Work to complete
Exactly as written, output each record given below.

*** Opening of Data section ***

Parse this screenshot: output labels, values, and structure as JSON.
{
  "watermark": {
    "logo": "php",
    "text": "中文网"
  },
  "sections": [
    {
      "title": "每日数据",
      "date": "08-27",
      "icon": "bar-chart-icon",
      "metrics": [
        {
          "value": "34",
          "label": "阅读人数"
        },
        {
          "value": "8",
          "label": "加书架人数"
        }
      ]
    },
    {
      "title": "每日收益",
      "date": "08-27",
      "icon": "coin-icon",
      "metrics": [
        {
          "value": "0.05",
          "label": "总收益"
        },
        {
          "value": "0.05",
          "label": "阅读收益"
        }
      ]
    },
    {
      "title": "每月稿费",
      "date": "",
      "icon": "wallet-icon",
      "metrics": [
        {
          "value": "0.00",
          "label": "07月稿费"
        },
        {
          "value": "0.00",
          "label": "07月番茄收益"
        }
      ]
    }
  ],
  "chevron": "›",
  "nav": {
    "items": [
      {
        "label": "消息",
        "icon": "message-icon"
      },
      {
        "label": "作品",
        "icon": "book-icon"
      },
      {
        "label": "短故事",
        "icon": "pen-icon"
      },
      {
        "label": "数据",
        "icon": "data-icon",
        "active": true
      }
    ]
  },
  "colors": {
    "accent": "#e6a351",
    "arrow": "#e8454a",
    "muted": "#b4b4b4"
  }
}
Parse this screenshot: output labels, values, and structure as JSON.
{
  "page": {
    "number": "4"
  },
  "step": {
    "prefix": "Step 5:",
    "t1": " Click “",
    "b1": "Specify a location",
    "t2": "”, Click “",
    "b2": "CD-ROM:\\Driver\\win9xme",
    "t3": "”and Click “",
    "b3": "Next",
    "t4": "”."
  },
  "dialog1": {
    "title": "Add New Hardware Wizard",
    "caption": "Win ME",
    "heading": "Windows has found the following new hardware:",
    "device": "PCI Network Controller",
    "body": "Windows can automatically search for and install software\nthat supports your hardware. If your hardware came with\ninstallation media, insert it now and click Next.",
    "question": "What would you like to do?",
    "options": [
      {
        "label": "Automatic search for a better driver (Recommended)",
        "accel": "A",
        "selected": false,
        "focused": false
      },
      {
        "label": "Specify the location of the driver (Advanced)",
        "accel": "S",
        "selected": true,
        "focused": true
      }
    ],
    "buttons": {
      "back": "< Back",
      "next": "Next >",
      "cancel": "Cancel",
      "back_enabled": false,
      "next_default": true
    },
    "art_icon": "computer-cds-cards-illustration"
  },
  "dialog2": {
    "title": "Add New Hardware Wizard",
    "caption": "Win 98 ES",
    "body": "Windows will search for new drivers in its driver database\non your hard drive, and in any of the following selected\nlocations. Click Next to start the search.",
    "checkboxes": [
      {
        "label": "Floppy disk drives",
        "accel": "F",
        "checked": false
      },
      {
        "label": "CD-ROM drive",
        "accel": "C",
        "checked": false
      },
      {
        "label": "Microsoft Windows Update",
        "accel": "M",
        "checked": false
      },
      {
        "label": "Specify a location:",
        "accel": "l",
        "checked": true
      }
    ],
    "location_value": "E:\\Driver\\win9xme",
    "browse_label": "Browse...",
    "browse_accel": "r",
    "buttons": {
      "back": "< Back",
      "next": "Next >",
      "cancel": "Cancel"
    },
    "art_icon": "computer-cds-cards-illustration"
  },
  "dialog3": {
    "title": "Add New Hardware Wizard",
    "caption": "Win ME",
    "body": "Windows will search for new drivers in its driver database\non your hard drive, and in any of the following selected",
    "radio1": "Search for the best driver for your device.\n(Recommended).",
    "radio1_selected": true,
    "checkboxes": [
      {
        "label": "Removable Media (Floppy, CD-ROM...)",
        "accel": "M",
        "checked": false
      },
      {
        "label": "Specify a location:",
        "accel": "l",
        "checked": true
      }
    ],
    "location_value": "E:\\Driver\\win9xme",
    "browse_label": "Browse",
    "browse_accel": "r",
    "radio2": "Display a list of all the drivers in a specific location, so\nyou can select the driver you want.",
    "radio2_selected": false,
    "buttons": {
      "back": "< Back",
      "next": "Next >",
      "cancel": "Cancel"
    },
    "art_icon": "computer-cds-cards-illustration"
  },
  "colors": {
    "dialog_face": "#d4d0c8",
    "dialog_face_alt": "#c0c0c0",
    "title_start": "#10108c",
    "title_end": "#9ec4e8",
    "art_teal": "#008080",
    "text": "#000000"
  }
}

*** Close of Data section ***

Answer to this task
Parse this screenshot: output labels, values, and structure as JSON.
{
  "watermark": {
    "logo": "php",
    "text": "中文网"
  },
  "sections": [
    {
      "title": "每日数据",
      "date": "08-27",
      "icon": "bar-chart-icon",
      "metrics": [
        {
          "value": "34",
          "label": "阅读人数"
        },
        {
          "value": "8",
          "label": "加书架人数"
        }
      ]
    },
    {
      "title": "每日收益",
      "date": "08-27",
      "icon": "coin-icon",
      "metrics": [
        {
          "value": "0.05",
          "label": "总收益"
        },
        {
          "value": "0.05",
          "label": "阅读收益"
        }
      ]
    },
    {
      "title": "每月稿费",
      "date": "",
      "icon": "wallet-icon",
      "metrics": [
        {
          "value": "0.00",
          "label": "07月稿费"
        },
        {
          "value": "0.00",
          "label": "07月番茄收益"
        }
      ]
    }
  ],
  "chevron": "›",
  "nav": {
    "items": [
      {
        "label": "消息",
        "icon": "message-icon"
      },
      {
        "label": "作品",
        "icon": "book-icon"
      },
      {
        "label": "短故事",
        "icon": "pen-icon"
      },
      {
        "label": "数据",
        "icon": "data-icon",
        "active": true
      }
    ]
  },
  "colors": {
    "accent": "#e6a351",
    "arrow": "#e8454a",
    "muted": "#b4b4b4"
  }
}
Parse this screenshot: output labels, values, and structure as JSON.
{
  "page": {
    "number": "4"
  },
  "step": {
    "prefix": "Step 5:",
    "t1": " Click “",
    "b1": "Specify a location",
    "t2": "”, Click “",
    "b2": "CD-ROM:\\Driver\\win9xme",
    "t3": "”and Click “",
    "b3": "Next",
    "t4": "”."
  },
  "dialog1": {
    "title": "Add New Hardware Wizard",
    "caption": "Win ME",
    "heading": "Windows has found the following new hardware:",
    "device": "PCI Network Controller",
    "body": "Windows can automatically search for and install software\nthat supports your hardware. If your hardware came with\ninstallation media, insert it now and click Next.",
    "question": "What would you like to do?",
    "options": [
      {
        "label": "Automatic search for a better driver (Recommended)",
        "accel": "A",
        "selected": false,
        "focused": false
      },
      {
        "label": "Specify the location of the driver (Advanced)",
        "accel": "S",
        "selected": true,
        "focused": true
      }
    ],
    "buttons": {
      "back": "< Back",
      "next": "Next >",
      "cancel": "Cancel",
      "back_enabled": false,
      "next_default": true
    },
    "art_icon": "computer-cds-cards-illustration"
  },
  "dialog2": {
    "title": "Add New Hardware Wizard",
    "caption": "Win 98 ES",
    "body": "Windows will search for new drivers in its driver database\non your hard drive, and in any of the following selected\nlocations. Click Next to start the search.",
    "checkboxes": [
      {
        "label": "Floppy disk drives",
        "accel": "F",
        "checked": false
      },
      {
        "label": "CD-ROM drive",
        "accel": "C",
        "checked": false
      },
      {
        "label": "Microsoft Windows Update",
        "accel": "M",
        "checked": false
      },
      {
        "label": "Specify a location:",
        "accel": "l",
        "checked": true
      }
    ],
    "location_value": "E:\\Driver\\win9xme",
    "browse_label": "Browse...",
    "browse_accel": "r",
    "buttons": {
      "back": "< Back",
      "next": "Next >",
      "cancel": "Cancel"
    },
    "art_icon": "computer-cds-cards-illustration"
  },
  "dialog3": {
    "title": "Add New Hardware Wizard",
    "caption": "Win ME",
    "body": "Windows will search for new drivers in its driver database\non your hard drive, and in any of the following selected",
    "radio1": "Search for the best driver for your device.\n(Recommended).",
    "radio1_selected": true,
    "checkboxes": [
      {
        "label": "Removable Media (Floppy, CD-ROM...)",
        "accel": "M",
        "checked": false
      },
      {
        "label": "Specify a location:",
        "accel": "l",
        "checked": true
      }
    ],
    "location_value": "E:\\Driver\\win9xme",
    "browse_label": "Browse",
    "browse_accel": "r",
    "radio2": "Display a list of all the drivers in a specific location, so\nyou can select the driver you want.",
    "radio2_selected": false,
    "buttons": {
      "back": "< Back",
      "next": "Next >",
      "cancel": "Cancel"
    },
    "art_icon": "computer-cds-cards-illustration"
  },
  "colors": {
    "dialog_face": "#d4d0c8",
    "dialog_face_alt": "#c0c0c0",
    "title_start": "#10108c",
    "title_end": "#9ec4e8",
    "art_teal": "#008080",
    "text": "#000000"
  }
}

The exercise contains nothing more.